Yes, pretty much everybody in the industry said “duh!” when it was revealed (well, “semi-officially”) that USA and Israel are behind the Stuxnet code.
However, if you think about it, there are some interesting implications of this:
- What do you call “malware” working for the good guys? “Attack software”? “Sabotage-ware”? “Good malware”? We need a whole new language to describe what we are seeing now. This is "one man’s terrorist is another man’s freedom fighter" all over again…
- “Malware” (with the above caveat) developer is now a legitimate occupation that you can put on your resume. Example: “2006-2007: developed ‘attack software’ for XYZ government”
- An attack launched by one state’s military/intelligence against another state using “malware” is a reality. This is probably not cybercrime? (well, just like spying, this actually looks like crime to the victim – as was pointed out to me, spying is often prosecuted in civilian courts and thus can be seen as a special kind of a crime, despite that a foreign government is behind it). This is not “cyber-terrorism.” Is this cyber-sabotage? Is it cyber-warfare after all? I have to grudgingly agree that it might be. Then again, warfare has many forms already, even without tossing “cyber” in the mix.
- Also, state-developed “malware” used against other states raises interesting questions regarding malware defenses.

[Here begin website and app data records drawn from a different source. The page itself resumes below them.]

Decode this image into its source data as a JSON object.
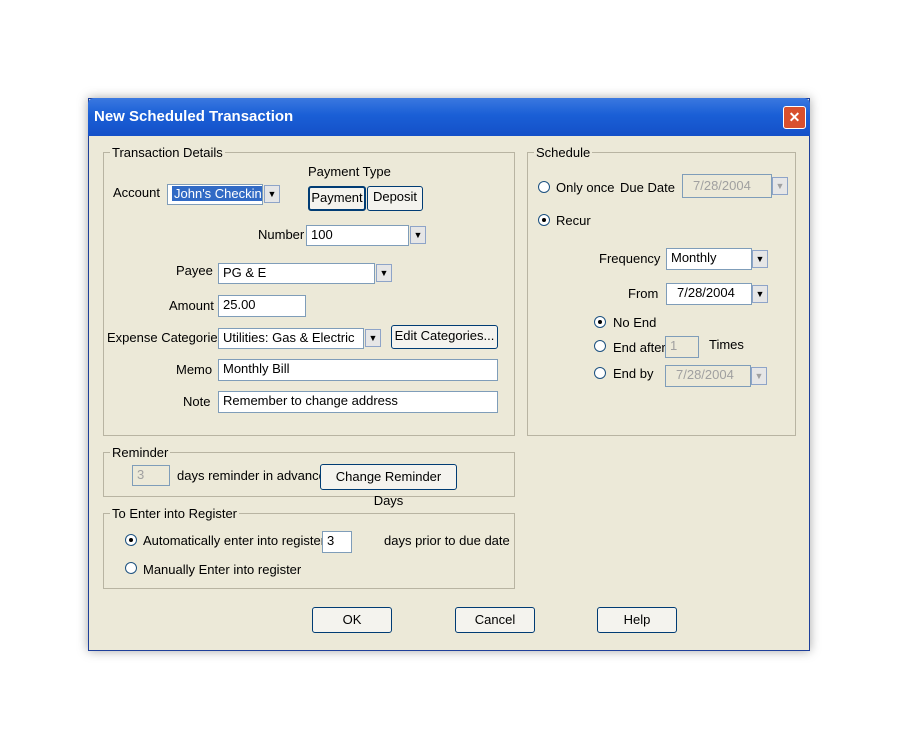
{
  "window": {
    "title": "New Scheduled Transaction",
    "close_glyph": "✕"
  },
  "transaction_details": {
    "legend": "Transaction Details",
    "account_label": "Account",
    "account_value": "John's Checking",
    "payment_type_label": "Payment Type",
    "payment_button": "Payment",
    "deposit_button": "Deposit",
    "number_label": "Number",
    "number_value": "100",
    "payee_label": "Payee",
    "payee_value": "PG & E",
    "amount_label": "Amount",
    "amount_value": "25.00",
    "expense_categories_label": "Expense Categories",
    "expense_categories_value": "Utilities: Gas & Electric",
    "edit_categories_button": "Edit Categories...",
    "memo_label": "Memo",
    "memo_value": "Monthly Bill",
    "note_label": "Note",
    "note_value": "Remember to change address"
  },
  "schedule": {
    "legend": "Schedule",
    "only_once_label": "Only once",
    "due_date_label": "Due Date",
    "due_date_value": "7/28/2004",
    "recur_label": "Recur",
    "frequency_label": "Frequency",
    "frequency_value": "Monthly",
    "from_label": "From",
    "from_value": "7/28/2004",
    "no_end_label": "No End",
    "end_after_label": "End after",
    "end_after_value": "1",
    "times_label": "Times",
    "end_by_label": "End by",
    "end_by_value": "7/28/2004",
    "selected": "recur",
    "end_selected": "no_end"
  },
  "reminder": {
    "legend": "Reminder",
    "days_value": "3",
    "days_text": "days reminder in advance",
    "change_button": "Change Reminder Days"
  },
  "register": {
    "legend": "To Enter into Register",
    "auto_label": "Automatically enter into register",
    "auto_days_value": "3",
    "days_prior_text": "days prior to due date",
    "manual_label": "Manually Enter into register",
    "selected": "auto"
  },
  "footer": {
    "ok": "OK",
    "cancel": "Cancel",
    "help": "Help"
  },
  "icons": {
    "dropdown": "chevron-down-icon",
    "close": "close-icon"
  }
}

Such software needs to hide from AV defenses, just like it criminal brethren which leads to the situation described back in 2007: if you have a 0-day (or a novel malware hiding tech), you can choose to defend against it OR attack others with it, but likely not both.
- This is (to the best of my knowledge) the first example of technology invented by criminals (well, sort of – science fiction authors first described “malware”) and then adopted for legitimate military purposes that happened in modern times.
Any other thoughts?
If not, all I can say is “we live in interesting times”!